Smaller parties vie for votes in Quebec election
Published Sunday, April 6, 2014 7:14PM EDT
You could be forgiven for not knowing there are 19 political parties vying for your vote in this election, if your knowledge of the parties was based on which ones have the most signs plastered on street lights and telephone poles.
Most of the smaller parties don't have the budget for signs and advertisements, and that some say is what keeps them on the fringe.
You won't find any media buses following Adrien Pouliot's campaign. Getting known is half the battle for the leader of the Conservative Party of Quebec.
The other half? Convincing Quebecers to vote conservative.
“Most people say ‘There's a conservative party in Quebec?’ And I say yes, and it has nothing to do with the federal party, he said
“But once you get through that hurdle and you start talking about smaller government and less taxes, bureaucracy and programs, people are interested.”
Pouliot and his candidates have a lot of competition for that one vote - and no government funding to get it.
“The way financing works (is) the bigger parties have made it difficult for the smaller parties to get in the race. People can give only $100, so it makes it difficult. It forces us to be creative,” he said.
In their case, that means round signs that are meant to stand out.
In Hochelaga Maisonneuve, Justin Canning hasn't put up any signs.

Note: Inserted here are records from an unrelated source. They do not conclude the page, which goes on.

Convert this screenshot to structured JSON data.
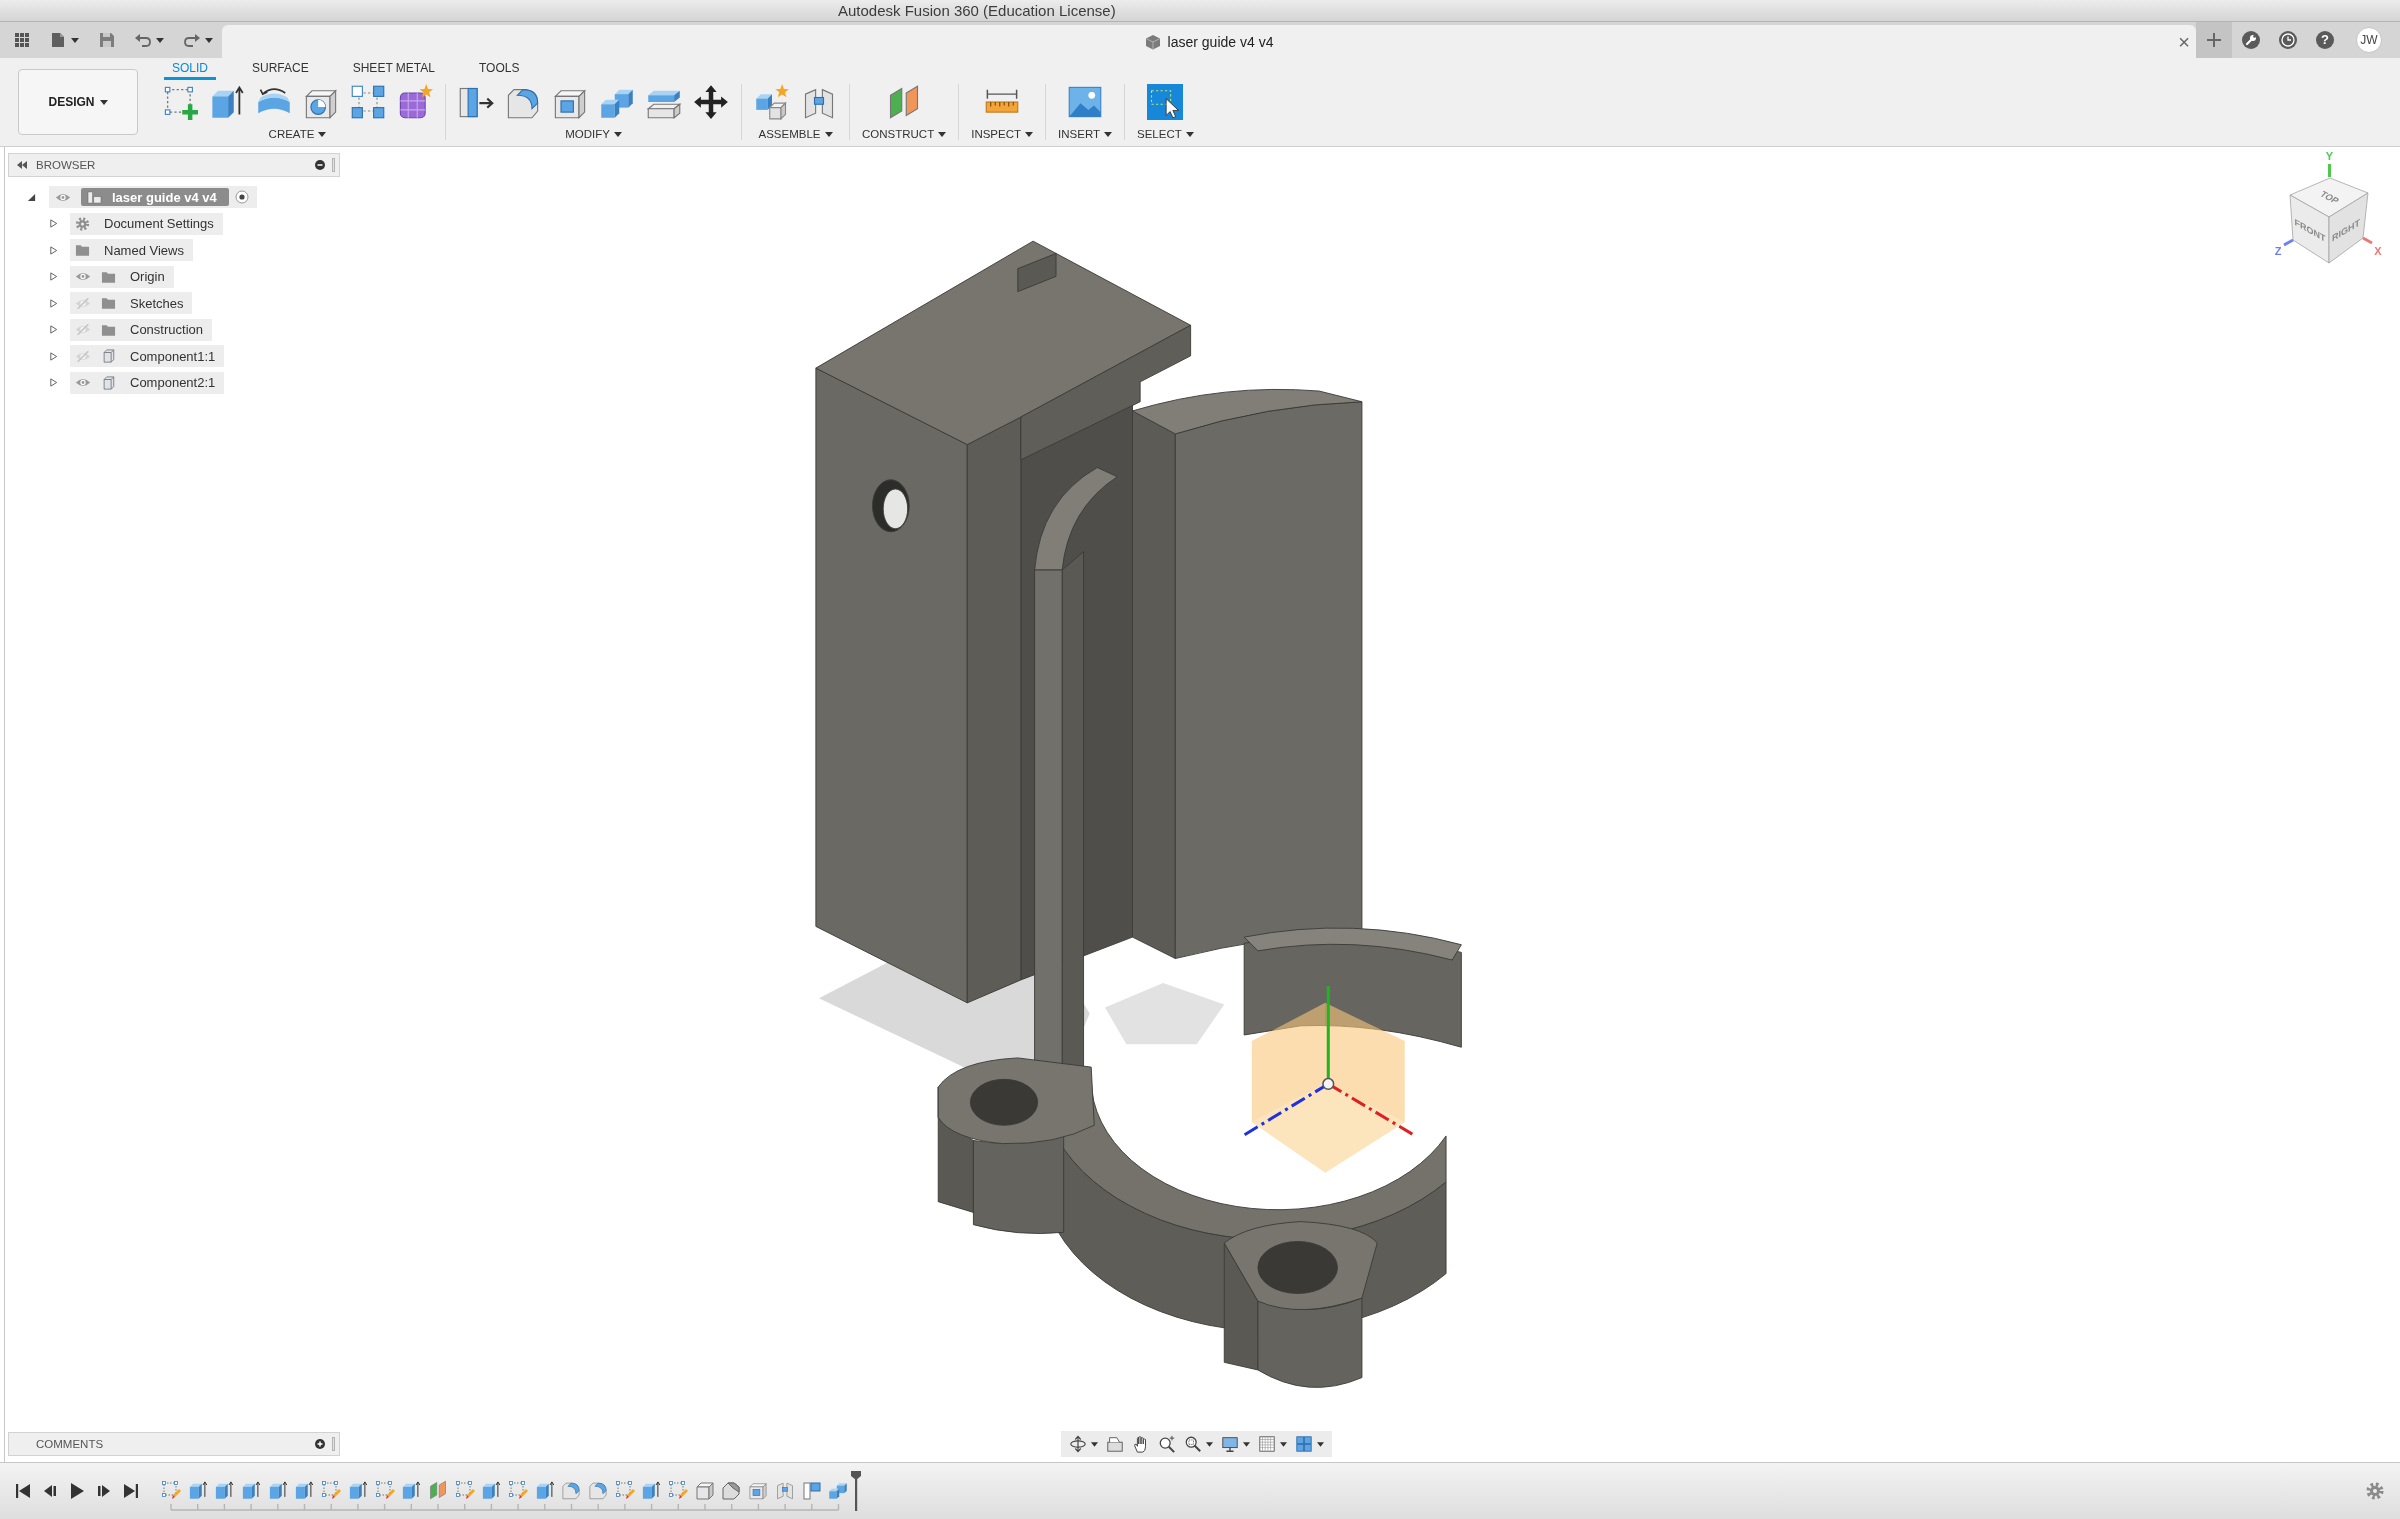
{
  "window": {
    "title": "Autodesk Fusion 360 (Education License)"
  },
  "document_tab": {
    "title": "laser guide v4 v4",
    "close": "×"
  },
  "top_bar": {
    "help": "?",
    "user_initials": "JW"
  },
  "workspace": {
    "label": "DESIGN"
  },
  "ribbon_tabs": [
    {
      "label": "SOLID",
      "selected": true
    },
    {
      "label": "SURFACE",
      "selected": false
    },
    {
      "label": "SHEET METAL",
      "selected": false
    },
    {
      "label": "TOOLS",
      "selected": false
    }
  ],
  "tool_groups": [
    {
      "label": "CREATE",
      "tools": [
        {
          "kind": "sketch"
        },
        {
          "kind": "extrude"
        },
        {
          "kind": "revolve"
        },
        {
          "kind": "hole"
        },
        {
          "kind": "pattern"
        },
        {
          "kind": "form"
        }
      ]
    },
    {
      "label": "MODIFY",
      "tools": [
        {
          "kind": "presspull"
        },
        {
          "kind": "fillet"
        },
        {
          "kind": "shell"
        },
        {
          "kind": "combine"
        },
        {
          "kind": "offset"
        },
        {
          "kind": "move"
        }
      ]
    },
    {
      "label": "ASSEMBLE",
      "tools": [
        {
          "kind": "component"
        },
        {
          "kind": "joint"
        }
      ]
    },
    {
      "label": "CONSTRUCT",
      "tools": [
        {
          "kind": "plane"
        }
      ]
    },
    {
      "label": "INSPECT",
      "tools": [
        {
          "kind": "measure"
        }
      ]
    },
    {
      "label": "INSERT",
      "tools": [
        {
          "kind": "image"
        }
      ]
    },
    {
      "label": "SELECT",
      "tools": [
        {
          "kind": "select"
        }
      ]
    }
  ],
  "browser": {
    "title": "BROWSER",
    "root": {
      "label": "laser guide v4 v4",
      "expanded": true,
      "visible": true,
      "active": true,
      "children": [
        {
          "label": "Document Settings",
          "kind": "settings",
          "expanded": false
        },
        {
          "label": "Named Views",
          "kind": "folder",
          "expanded": false
        },
        {
          "label": "Origin",
          "kind": "folder",
          "expanded": false,
          "visible": true
        },
        {
          "label": "Sketches",
          "kind": "folder",
          "expanded": false,
          "visible": false
        },
        {
          "label": "Construction",
          "kind": "folder",
          "expanded": false,
          "visible": false
        },
        {
          "label": "Component1:1",
          "kind": "component",
          "expanded": false,
          "visible": false
        },
        {
          "label": "Component2:1",
          "kind": "component",
          "expanded": false,
          "visible": true
        }
      ]
    }
  },
  "comments": {
    "title": "COMMENTS"
  },
  "viewcube": {
    "faces": [
      {
        "kind": "top",
        "label": "TOP"
      },
      {
        "kind": "front",
        "label": "FRONT"
      },
      {
        "kind": "right",
        "label": "RIGHT"
      }
    ],
    "axes": [
      {
        "kind": "y",
        "label": "Y",
        "color": "#4fc84f"
      },
      {
        "kind": "z",
        "label": "Z",
        "color": "#6d7ff2"
      },
      {
        "kind": "x",
        "label": "X",
        "color": "#f07575"
      }
    ]
  },
  "timeline": {
    "features": [
      {
        "kind": "sketch"
      },
      {
        "kind": "extrude"
      },
      {
        "kind": "extrude"
      },
      {
        "kind": "extrude"
      },
      {
        "kind": "extrude"
      },
      {
        "kind": "extrude"
      },
      {
        "kind": "sketch"
      },
      {
        "kind": "extrude"
      },
      {
        "kind": "sketch"
      },
      {
        "kind": "extrude"
      },
      {
        "kind": "plane"
      },
      {
        "kind": "sketch"
      },
      {
        "kind": "extrude"
      },
      {
        "kind": "sketch"
      },
      {
        "kind": "extrude"
      },
      {
        "kind": "fillet"
      },
      {
        "kind": "fillet"
      },
      {
        "kind": "sketch"
      },
      {
        "kind": "extrude"
      },
      {
        "kind": "sketch"
      },
      {
        "kind": "box"
      },
      {
        "kind": "bevel"
      },
      {
        "kind": "shell"
      },
      {
        "kind": "joint"
      },
      {
        "kind": "split"
      },
      {
        "kind": "combine"
      }
    ]
  }
}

As the Partie Nul candidate in the area, there's no point.
“It's a party whose only goal is to give people the legal opportunity to annul their vote during the elections,” Canning explained.
It's a growing party too - from 10 candidates in the last election, they have 24 this time round.
Becoming a candidate was the only canvassing Canning had to do.
“The only thing I had to do was get a 100 signatures, and it was really interesting to talk to people. They were all for having more choice to say that you're not satisfied,” he said.
Pierre Chenier is the leader of the Marxist-Leninist Party of Quebec. He says the dominant political parties control the conversation - leaving regular people out.
And that’s a fact that all these small parties want to change.
“An election is a moment where people are supposed to speak about what they want and that is eliminated from the whole process, Chenier said.
“It's just not (the parties that) are marginalized. It's the issues that the people face every day that are nowhere in this campaign.”